Jewish life on medieval Coney Street

Jewish people worked a variety of different jobs; as doctors, scholars, money-lenders, pawnbrokers and shopkeepers. They were often highly mobile, and the Jewish communities of Coney Street and York were strongly associated with their peers in Lincoln and London, often owning properties and businesses in those cities as well as York and frequently travelling for social and religious events.

A memorial tablet commemorates the Jewish Cemetery at Jewbury, just outside the city walls of York.

They also built structures to help York accommodate Jewish life.
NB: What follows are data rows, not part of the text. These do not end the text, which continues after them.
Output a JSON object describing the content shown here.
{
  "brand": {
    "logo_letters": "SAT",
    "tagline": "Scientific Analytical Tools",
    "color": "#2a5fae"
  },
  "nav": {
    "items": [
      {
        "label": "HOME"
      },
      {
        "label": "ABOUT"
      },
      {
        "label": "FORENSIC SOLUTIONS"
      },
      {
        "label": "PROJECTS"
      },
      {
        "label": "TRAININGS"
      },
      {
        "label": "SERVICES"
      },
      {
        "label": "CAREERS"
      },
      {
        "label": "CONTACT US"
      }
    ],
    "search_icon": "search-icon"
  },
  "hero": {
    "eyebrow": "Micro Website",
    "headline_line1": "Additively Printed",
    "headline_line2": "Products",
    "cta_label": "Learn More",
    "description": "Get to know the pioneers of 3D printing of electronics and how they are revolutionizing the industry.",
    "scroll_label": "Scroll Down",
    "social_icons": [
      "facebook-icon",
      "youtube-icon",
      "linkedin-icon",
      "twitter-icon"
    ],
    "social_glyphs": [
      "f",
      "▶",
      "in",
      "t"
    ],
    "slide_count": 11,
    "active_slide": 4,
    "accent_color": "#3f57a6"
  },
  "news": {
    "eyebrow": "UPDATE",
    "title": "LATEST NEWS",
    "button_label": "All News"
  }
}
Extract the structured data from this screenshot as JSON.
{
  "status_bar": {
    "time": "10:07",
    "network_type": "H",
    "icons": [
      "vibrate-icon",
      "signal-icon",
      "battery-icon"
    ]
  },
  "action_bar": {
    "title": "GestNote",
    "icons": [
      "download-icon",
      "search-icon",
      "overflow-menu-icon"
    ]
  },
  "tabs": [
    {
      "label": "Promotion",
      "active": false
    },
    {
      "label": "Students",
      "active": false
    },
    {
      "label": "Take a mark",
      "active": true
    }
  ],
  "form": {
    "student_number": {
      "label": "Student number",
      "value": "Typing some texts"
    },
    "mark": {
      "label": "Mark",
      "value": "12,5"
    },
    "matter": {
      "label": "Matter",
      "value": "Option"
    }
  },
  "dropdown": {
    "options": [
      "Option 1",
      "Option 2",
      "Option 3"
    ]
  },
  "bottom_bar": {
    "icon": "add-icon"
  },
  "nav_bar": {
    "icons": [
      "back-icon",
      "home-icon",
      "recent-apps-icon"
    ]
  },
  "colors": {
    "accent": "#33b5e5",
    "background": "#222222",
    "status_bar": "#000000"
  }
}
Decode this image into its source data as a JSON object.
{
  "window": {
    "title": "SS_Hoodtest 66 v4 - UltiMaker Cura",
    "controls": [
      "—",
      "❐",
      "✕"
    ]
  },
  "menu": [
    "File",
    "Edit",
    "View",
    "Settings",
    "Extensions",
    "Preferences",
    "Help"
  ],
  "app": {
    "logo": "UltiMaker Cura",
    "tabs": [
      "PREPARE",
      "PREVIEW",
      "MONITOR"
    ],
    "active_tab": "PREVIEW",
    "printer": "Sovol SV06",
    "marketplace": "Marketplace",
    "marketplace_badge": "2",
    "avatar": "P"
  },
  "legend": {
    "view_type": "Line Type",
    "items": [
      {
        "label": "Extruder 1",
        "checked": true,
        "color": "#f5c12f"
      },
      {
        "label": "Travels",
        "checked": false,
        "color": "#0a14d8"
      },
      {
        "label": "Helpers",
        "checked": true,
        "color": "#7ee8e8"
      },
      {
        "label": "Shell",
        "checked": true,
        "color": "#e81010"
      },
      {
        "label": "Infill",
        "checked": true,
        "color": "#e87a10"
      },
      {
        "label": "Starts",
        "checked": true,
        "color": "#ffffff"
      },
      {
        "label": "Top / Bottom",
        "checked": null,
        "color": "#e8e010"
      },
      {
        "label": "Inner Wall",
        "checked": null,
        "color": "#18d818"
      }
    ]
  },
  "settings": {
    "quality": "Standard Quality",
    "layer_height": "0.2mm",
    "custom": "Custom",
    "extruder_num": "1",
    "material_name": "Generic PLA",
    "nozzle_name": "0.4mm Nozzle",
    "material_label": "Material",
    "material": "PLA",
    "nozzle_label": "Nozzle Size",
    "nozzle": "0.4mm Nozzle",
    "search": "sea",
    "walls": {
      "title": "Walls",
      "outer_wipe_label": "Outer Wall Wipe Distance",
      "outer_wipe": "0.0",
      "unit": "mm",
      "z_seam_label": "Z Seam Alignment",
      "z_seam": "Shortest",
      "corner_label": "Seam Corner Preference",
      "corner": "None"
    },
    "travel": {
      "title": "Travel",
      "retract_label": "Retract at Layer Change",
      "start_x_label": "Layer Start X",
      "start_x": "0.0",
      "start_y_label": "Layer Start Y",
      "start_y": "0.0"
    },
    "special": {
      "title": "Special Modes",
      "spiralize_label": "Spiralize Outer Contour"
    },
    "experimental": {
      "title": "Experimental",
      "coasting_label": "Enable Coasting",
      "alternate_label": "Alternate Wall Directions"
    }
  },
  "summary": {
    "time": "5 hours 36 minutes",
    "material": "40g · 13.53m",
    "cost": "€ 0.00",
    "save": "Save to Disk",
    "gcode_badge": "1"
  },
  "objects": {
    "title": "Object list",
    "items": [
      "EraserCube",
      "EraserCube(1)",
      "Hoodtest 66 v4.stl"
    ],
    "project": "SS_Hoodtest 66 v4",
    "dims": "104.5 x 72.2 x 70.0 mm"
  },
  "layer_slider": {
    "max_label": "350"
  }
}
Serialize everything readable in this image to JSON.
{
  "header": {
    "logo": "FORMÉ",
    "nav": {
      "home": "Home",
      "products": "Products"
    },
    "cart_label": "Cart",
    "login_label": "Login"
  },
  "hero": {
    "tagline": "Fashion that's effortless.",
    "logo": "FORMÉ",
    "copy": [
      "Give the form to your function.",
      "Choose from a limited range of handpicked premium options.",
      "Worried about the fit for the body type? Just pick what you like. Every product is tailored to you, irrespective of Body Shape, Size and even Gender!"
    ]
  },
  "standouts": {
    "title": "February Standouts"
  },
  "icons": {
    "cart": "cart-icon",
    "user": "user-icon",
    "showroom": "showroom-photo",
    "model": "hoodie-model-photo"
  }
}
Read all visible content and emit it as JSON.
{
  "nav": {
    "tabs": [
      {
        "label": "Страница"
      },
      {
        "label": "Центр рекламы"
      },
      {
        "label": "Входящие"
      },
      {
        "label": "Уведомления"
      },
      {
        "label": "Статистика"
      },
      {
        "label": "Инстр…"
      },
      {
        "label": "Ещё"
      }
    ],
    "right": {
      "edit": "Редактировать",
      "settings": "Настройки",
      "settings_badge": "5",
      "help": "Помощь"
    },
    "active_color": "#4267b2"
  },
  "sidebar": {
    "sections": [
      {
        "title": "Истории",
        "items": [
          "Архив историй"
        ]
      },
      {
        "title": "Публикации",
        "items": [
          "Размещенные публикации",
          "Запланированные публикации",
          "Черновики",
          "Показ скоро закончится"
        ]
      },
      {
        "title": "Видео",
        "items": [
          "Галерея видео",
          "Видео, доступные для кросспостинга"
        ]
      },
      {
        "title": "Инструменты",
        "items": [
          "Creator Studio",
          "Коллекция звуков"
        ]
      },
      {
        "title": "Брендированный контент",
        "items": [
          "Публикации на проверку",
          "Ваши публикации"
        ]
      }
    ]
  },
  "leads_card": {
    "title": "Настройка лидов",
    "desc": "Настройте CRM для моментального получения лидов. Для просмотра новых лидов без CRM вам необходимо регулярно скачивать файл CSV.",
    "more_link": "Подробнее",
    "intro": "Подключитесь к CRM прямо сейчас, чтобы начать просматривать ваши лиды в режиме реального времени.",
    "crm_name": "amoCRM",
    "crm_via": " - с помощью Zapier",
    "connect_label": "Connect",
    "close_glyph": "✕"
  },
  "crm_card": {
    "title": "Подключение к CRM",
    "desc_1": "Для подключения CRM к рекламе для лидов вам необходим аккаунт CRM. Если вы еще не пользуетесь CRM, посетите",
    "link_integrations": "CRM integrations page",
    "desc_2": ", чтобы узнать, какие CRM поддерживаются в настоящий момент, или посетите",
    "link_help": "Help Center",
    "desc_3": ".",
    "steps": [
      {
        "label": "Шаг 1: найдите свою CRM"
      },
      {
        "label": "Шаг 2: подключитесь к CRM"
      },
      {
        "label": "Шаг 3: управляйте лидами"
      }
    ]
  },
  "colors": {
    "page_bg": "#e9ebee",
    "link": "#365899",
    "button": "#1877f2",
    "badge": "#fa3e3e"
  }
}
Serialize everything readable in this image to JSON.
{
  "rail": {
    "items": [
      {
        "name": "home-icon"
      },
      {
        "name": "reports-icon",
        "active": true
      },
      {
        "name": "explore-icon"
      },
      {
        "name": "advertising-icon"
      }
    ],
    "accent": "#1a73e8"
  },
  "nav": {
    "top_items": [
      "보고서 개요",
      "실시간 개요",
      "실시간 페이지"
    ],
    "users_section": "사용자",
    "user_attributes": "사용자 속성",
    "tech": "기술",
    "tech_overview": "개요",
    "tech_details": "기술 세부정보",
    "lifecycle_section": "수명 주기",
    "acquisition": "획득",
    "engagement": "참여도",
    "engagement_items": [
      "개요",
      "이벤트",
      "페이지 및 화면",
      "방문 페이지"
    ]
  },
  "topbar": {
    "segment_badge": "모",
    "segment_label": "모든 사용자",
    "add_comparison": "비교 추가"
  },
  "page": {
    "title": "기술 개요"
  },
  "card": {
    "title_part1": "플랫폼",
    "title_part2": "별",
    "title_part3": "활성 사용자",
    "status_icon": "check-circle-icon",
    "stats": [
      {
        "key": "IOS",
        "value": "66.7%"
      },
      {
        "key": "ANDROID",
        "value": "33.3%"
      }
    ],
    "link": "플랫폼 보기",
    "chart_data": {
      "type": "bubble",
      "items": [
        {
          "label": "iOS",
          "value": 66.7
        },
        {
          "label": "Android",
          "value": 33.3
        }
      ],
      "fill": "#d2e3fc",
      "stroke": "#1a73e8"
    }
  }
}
On Coney Street they built a schola - a synagogue or Hebrew school (or maybe both). As a synagogue it probably looked similar to those in Guildford and Lincoln, consisting of a modest room on the second floor with a niche at one side for the synagogue's Ark. On the edge of the city at Jewbury, a Jewish cemetery was built where the Jews could bury their dead following Jewish rites, which demanded special levels of care compared to local Christian practices. This cemetery was expanded in 1230 and it seems it served not only York but Lincoln as well. Today it lies beneath a Sainsburys multi-level car park just outside the city's walls, but is memorialised on a commemorative tablet.

Several members, often those living on Coney Street, became highly influential both locally and nationally. Rabbi Yomtov of Joigny wrote an exquisite hymn or piyyut for the solemn festival of Yom Kippur, a hymn that is still used by Ashkenazi Jews today. Aaron of York, perhaps the most influential Jew in York’s history, served as the Chief Rabbi or Judaeorum Presbyter of England. Aaron was also one of the wealthiest Jews in the realm, as was his father-in-law, Leo Episcopus.

A 13th century deed with signatories, including Aaron of York and his father-in-law Leo episcopus, in Hebrew at the foot of the document.

Several Jewish women, notably Henna and Sara, were important local property owners in the city and tenaciously fought royal attempts at property appropriation throughout the mid-to-late 13th century. Sara was one of the last six Jewish property owners in the city upon expulsion in 1290. Some community leaders such as Josce of York and Benedict of York attended national coronations and inaugurations on behalf of the community, notably the coronation of Richard the Lionheart in 1189.

Accessing Coney Street’s Jewish heritage

The richness and vividness of Jewish life in the city is apparent from these details and historians have tentatively identified a number of places on Coney Street that were once owned by wealthy Jewsih people.

The 12th century house in Lincoln known as 'Jew's House' is perhaps similar to those that could be found on medieval Coney Street.

The community seems to have based itself between the churches of St Martin le Grand and St Michael Spurriergate. Aaron of York seems to have lived at 15 Coney Street (now Waterstones), next door to his nephew Josce the Younger at 17 (now Phonestore), and it is possible that both properties were once owned by Aaron’s father and Josce’s namesake and grandfather Josce of York. On Aaron of York’s death, his properties were given to his wife Henna and his son Elias.

19 Coney Street (Next and Monsoon today) was the site of the schola and several shops, and may have also been owned by Aaron. The houses of Leo Episcopus and Benedict of York are also thought to have been in this area, perhaps opposite Aaron and Josce the Younger, but they cannot be pinpointed exactly with current evidence.

In their heyday these buildings were probably made of stone and had multiple stories and storage areas. They would also have had large windows in the Norman or Gothic styles. It is quite likely that they looked very similar to Norman House on Stonegate, or to the remarkable stone houses of Lincoln, especially Jew’s House and Aaron of Lincoln’s House, both found in the Steep Hill area of the city. Whatever the details of these buildings, they acted as great symbols of status and prestige.